When hunting is prohibited, wildlife bears the cost. Before Kenya banned hunting in 1977, it was home to 167,000 elephants. By 2013 the number had fallen to 27,000, all in protected areas such as national parks. That’s because poaching the animals for bushmeat was rampant. A 2012 study found that eliminating hunting revenues can be bad for lion conservation because it can “reduce tolerance for the species among communities where local people benefit from trophy hunting, and may reduce funds available for anti-poaching.”
When conducted responsibly, trophy hunting is both sustainable and profitable. Hunters pay not only for licenses but professional guides and their staffs. Money flows even to local councils that distribute proceeds to villagers. That turns wildlife from a liability into an asset.
Two decades ago, the village of Sankuyo, Botswana, signed on to a community-based natural-resource program that emphasized hunting. In 2010 the community earned nearly $600,000 from the animals, including 22 elephants, hunted that year. The funds went to local projects, including to improve water and toilet access. Wildlife populations also increased. “When hunting was introduced,” a wildlife-management expert named Brian Child told the New York Times in 2015, “we actually ended up killing less animals.”

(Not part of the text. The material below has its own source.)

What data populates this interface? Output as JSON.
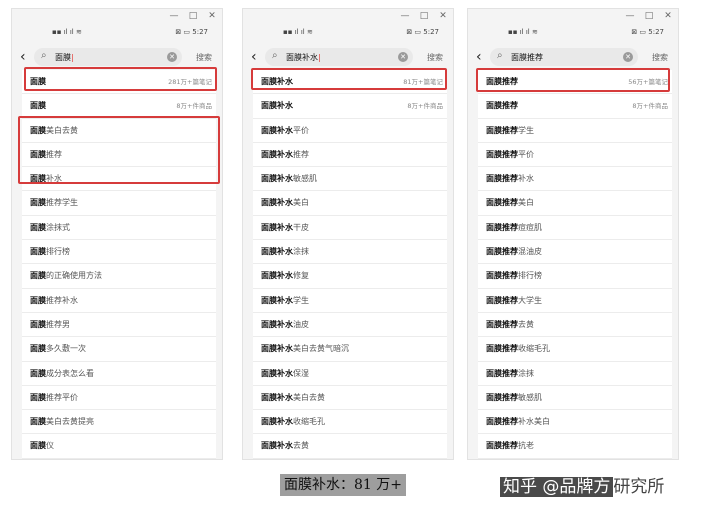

Sankuyo demonstrates that if hunting is to benefit wildlife, it must first benefit people. If political structures or corruption prevents local communities from benefiting from the presence of wildlife, there will be no motivation to fight poachers or find alternative resolutions to human-animal conflicts.
In 2014, however, Botswana banned trophy hunting. “Before, when there was hunting, we wanted to protect those animals because we knew we earned something out of them,” one villager told the Times. “Now, we don’t benefit at all from the animals. The elephants and buffaloes leave after destroying our plowing fields during the day. Then, at night, the lions come into our kraals.” Without legal hunting to give wildlife value, poaching and human-animal conflicts have increased, and dozens of people have been left jobless.
Though it is perhaps an uncomfortable reality, responsible hunting can promote wildlife conservation. It makes wildlife an asset to local communities, which secures the survival of at-risk species. If the Fish and Wildlife Service has determined that’s the case in Zimbabwe and Zambia, a distaste for hunting shouldn’t be enough to stand in the way.
Mr. Anderson is a senior fellow at the Hoover Institution and the Property and Environment Research Center in Bozeman, Mont. Ms. Downey is a research fellow at PERC.